• **About this task**: What number of lines in the records below hold the word "label"? Give that number alone.

• **Given records**:
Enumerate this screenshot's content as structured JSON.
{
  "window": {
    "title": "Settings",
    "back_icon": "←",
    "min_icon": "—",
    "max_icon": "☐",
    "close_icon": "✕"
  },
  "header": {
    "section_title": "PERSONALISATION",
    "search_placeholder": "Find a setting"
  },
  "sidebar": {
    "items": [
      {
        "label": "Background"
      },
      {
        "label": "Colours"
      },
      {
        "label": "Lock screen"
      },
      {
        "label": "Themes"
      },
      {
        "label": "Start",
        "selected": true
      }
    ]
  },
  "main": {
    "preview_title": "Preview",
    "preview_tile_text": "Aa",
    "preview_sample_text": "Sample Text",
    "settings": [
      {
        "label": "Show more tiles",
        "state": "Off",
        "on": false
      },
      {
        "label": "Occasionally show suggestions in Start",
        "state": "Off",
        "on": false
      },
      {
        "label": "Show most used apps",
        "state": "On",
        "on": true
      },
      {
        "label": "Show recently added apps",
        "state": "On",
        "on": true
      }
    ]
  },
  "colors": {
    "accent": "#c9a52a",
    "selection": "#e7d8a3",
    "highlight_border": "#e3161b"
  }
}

• **Problem solution**: 9